If a line in the entries includes "value", show that line.
=-=-=
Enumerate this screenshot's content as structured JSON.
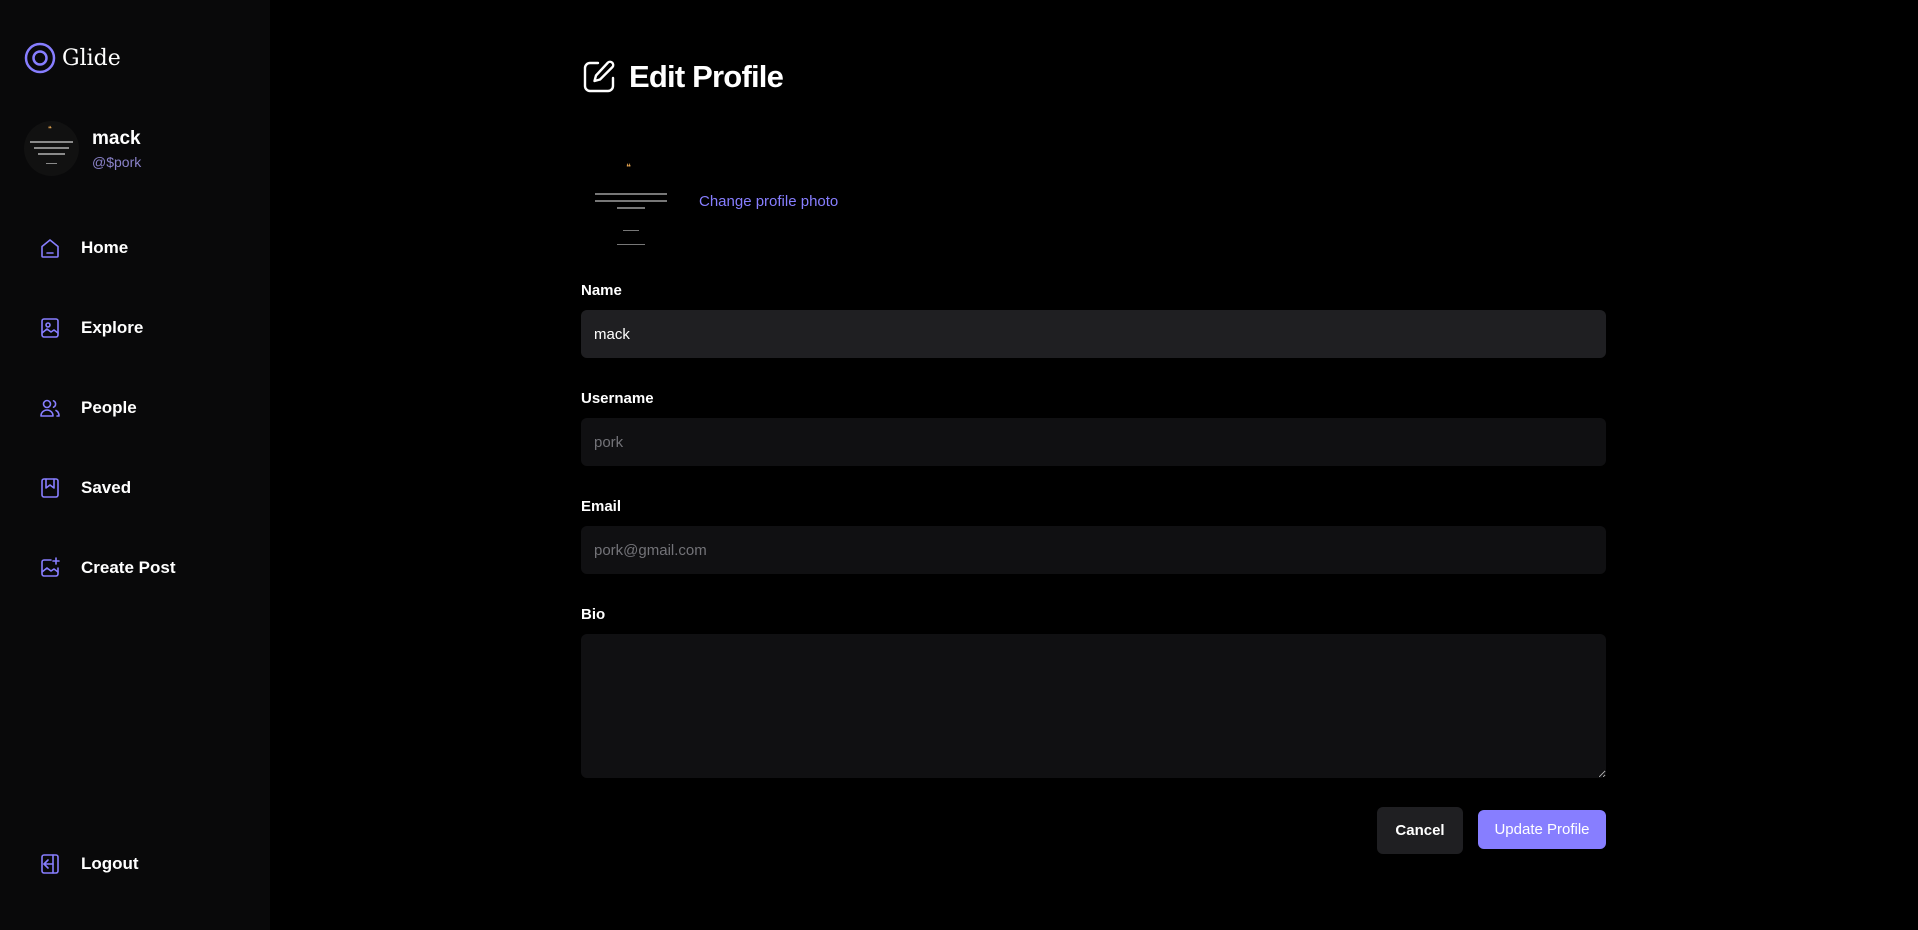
{
  "app": {
    "name": "Glide",
    "accent_color": "#877eff"
  },
  "user": {
    "name": "mack",
    "handle": "@$pork"
  },
  "sidebar": {
    "items": [
      {
        "label": "Home",
        "icon": "home-icon"
      },
      {
        "label": "Explore",
        "icon": "explore-icon"
      },
      {
        "label": "People",
        "icon": "people-icon"
      },
      {
        "label": "Saved",
        "icon": "saved-icon"
      },
      {
        "label": "Create Post",
        "icon": "create-post-icon"
      }
    ],
    "logout_label": "Logout"
  },
  "main": {
    "title": "Edit Profile",
    "change_photo_label": "Change profile photo",
    "fields": {
      "name": {
        "label": "Name",
        "value": "mack"
      },
      "username": {
        "label": "Username",
        "value": "pork"
      },
      "email": {
        "label": "Email",
        "value": "pork@gmail.com"
      },
      "bio": {
        "label": "Bio",
        "value": ""
      }
    },
    "cancel_label": "Cancel",
    "update_label": "Update Profile"
  }
}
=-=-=
### Answer area
        "value": "mack"
        "value": "pork"
        "value": "pork@gmail.com"
        "value": ""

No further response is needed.